▶ _What is expected_: Determine how many lines in these records hold "sorted". Only the number is wanted.

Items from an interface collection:
- - -
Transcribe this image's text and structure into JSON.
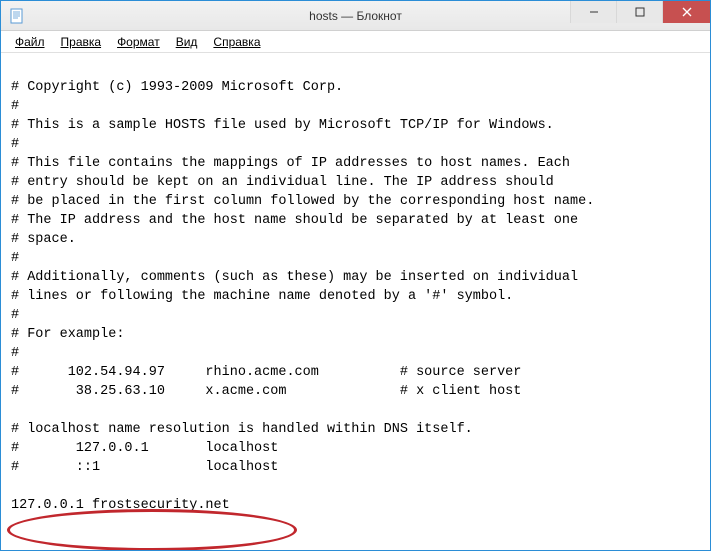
{
  "window": {
    "title": "hosts — Блокнот"
  },
  "menu": {
    "file": "Файл",
    "edit": "Правка",
    "format": "Формат",
    "view": "Вид",
    "help": "Справка"
  },
  "content": {
    "l1": "# Copyright (c) 1993-2009 Microsoft Corp.",
    "l2": "#",
    "l3": "# This is a sample HOSTS file used by Microsoft TCP/IP for Windows.",
    "l4": "#",
    "l5": "# This file contains the mappings of IP addresses to host names. Each",
    "l6": "# entry should be kept on an individual line. The IP address should",
    "l7": "# be placed in the first column followed by the corresponding host name.",
    "l8": "# The IP address and the host name should be separated by at least one",
    "l9": "# space.",
    "l10": "#",
    "l11": "# Additionally, comments (such as these) may be inserted on individual",
    "l12": "# lines or following the machine name denoted by a '#' symbol.",
    "l13": "#",
    "l14": "# For example:",
    "l15": "#",
    "l16": "#      102.54.94.97     rhino.acme.com          # source server",
    "l17": "#       38.25.63.10     x.acme.com              # x client host",
    "l18": "",
    "l19": "# localhost name resolution is handled within DNS itself.",
    "l20": "#       127.0.0.1       localhost",
    "l21": "#       ::1             localhost",
    "l22": "",
    "l23": "127.0.0.1 frostsecurity.net"
  }
}
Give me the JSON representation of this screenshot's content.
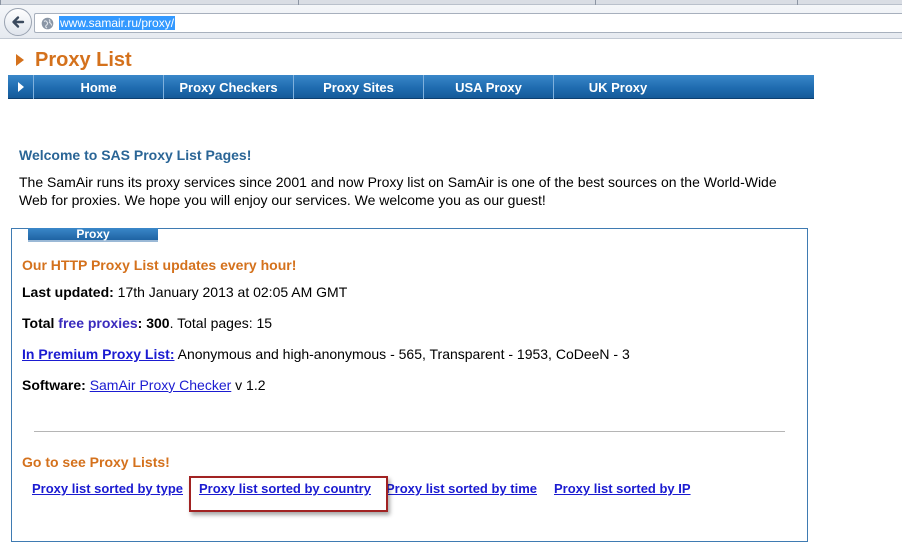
{
  "browser": {
    "url": "www.samair.ru/proxy/",
    "icons": {
      "back": "back-arrow-icon",
      "site": "globe-icon"
    }
  },
  "page": {
    "title": "Proxy List",
    "menu": [
      "Home",
      "Proxy Checkers",
      "Proxy Sites",
      "USA Proxy",
      "UK Proxy"
    ]
  },
  "welcome": {
    "title": "Welcome to SAS Proxy List Pages!",
    "text": "The SamAir runs its proxy services since 2001 and now Proxy list on SamAir is one of the best sources on the World-Wide Web for proxies. We hope you will enjoy our services. We welcome you as our guest!"
  },
  "proxy_panel": {
    "tab_label": "Proxy",
    "heading": "Our HTTP Proxy List updates every hour!",
    "last_updated_label": "Last updated:",
    "last_updated_value": " 17th January 2013 at 02:05 AM GMT",
    "total_label": "Total ",
    "free_proxies_link": "free proxies",
    "total_colon": ": ",
    "total_count": "300",
    "total_pages": ". Total pages: 15",
    "premium_link": "In Premium Proxy List:",
    "premium_text": " Anonymous and high-anonymous - 565, Transparent - 1953, CoDeeN - 3",
    "software_label": "Software:",
    "software_link": "SamAir Proxy Checker",
    "software_version": " v 1.2",
    "go_heading": "Go to see Proxy Lists!",
    "list_links": [
      "Proxy list sorted by type",
      "Proxy list sorted by country",
      "Proxy list sorted by time",
      "Proxy list sorted by IP"
    ]
  },
  "colors": {
    "accent_orange": "#d4711c",
    "menu_blue": "#1f6cb0",
    "link_blue": "#1b1bd1",
    "highlight_red": "#a12222"
  }
}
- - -
▶ _Problem solution_: 4